Your task: Repeat each record exactly, skipping the pictures.

Start of Listed records

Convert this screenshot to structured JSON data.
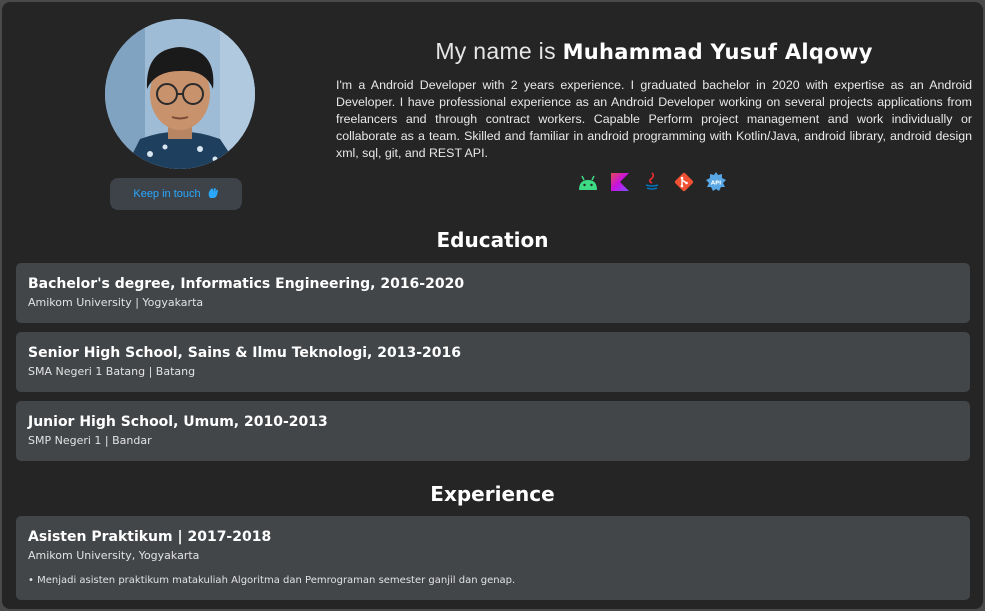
{
  "profile": {
    "button_label": "Keep in touch",
    "button_icon": "wave-hand-icon",
    "title_prefix": "My name is",
    "name": "Muhammad Yusuf Alqowy",
    "bio": "I'm a Android Developer with 2 years experience. I graduated bachelor in 2020 with expertise as an Android Developer. I have professional experience as an Android Developer working on several projects applications from freelancers and through contract workers. Capable Perform project management and work individually or collaborate as a team. Skilled and familiar in android programming with Kotlin/Java, android library, android design xml, sql, git, and REST API.",
    "skills": [
      "android-icon",
      "kotlin-icon",
      "java-icon",
      "git-icon",
      "api-icon"
    ]
  },
  "education": {
    "heading": "Education",
    "items": [
      {
        "title": "Bachelor's degree, Informatics Engineering, 2016-2020",
        "place": "Amikom University | Yogyakarta"
      },
      {
        "title": "Senior High School, Sains & Ilmu Teknologi, 2013-2016",
        "place": "SMA Negeri 1 Batang | Batang"
      },
      {
        "title": "Junior High School, Umum, 2010-2013",
        "place": "SMP Negeri 1 | Bandar"
      }
    ]
  },
  "experience": {
    "heading": "Experience",
    "items": [
      {
        "title": "Asisten Praktikum | 2017-2018",
        "place": "Amikom University, Yogyakarta",
        "bullet": "• Menjadi asisten praktikum matakuliah Algoritma dan Pemrograman semester ganjil dan genap."
      }
    ]
  },
  "colors": {
    "page_bg": "#252525",
    "card_bg": "#434649",
    "accent": "#2aa8ff"
  }
}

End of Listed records

Solution:
Convert this screenshot to structured JSON data.
{
  "profile": {
    "button_label": "Keep in touch",
    "button_icon": "wave-hand-icon",
    "title_prefix": "My name is",
    "name": "Muhammad Yusuf Alqowy",
    "bio": "I'm a Android Developer with 2 years experience. I graduated bachelor in 2020 with expertise as an Android Developer. I have professional experience as an Android Developer working on several projects applications from freelancers and through contract workers. Capable Perform project management and work individually or collaborate as a team. Skilled and familiar in android programming with Kotlin/Java, android library, android design xml, sql, git, and REST API.",
    "skills": [
      "android-icon",
      "kotlin-icon",
      "java-icon",
      "git-icon",
      "api-icon"
    ]
  },
  "education": {
    "heading": "Education",
    "items": [
      {
        "title": "Bachelor's degree, Informatics Engineering, 2016-2020",
        "place": "Amikom University | Yogyakarta"
      },
      {
        "title": "Senior High School, Sains & Ilmu Teknologi, 2013-2016",
        "place": "SMA Negeri 1 Batang | Batang"
      },
      {
        "title": "Junior High School, Umum, 2010-2013",
        "place": "SMP Negeri 1 | Bandar"
      }
    ]
  },
  "experience": {
    "heading": "Experience",
    "items": [
      {
        "title": "Asisten Praktikum | 2017-2018",
        "place": "Amikom University, Yogyakarta",
        "bullet": "• Menjadi asisten praktikum matakuliah Algoritma dan Pemrograman semester ganjil dan genap."
      }
    ]
  },
  "colors": {
    "page_bg": "#252525",
    "card_bg": "#434649",
    "accent": "#2aa8ff"
  }
}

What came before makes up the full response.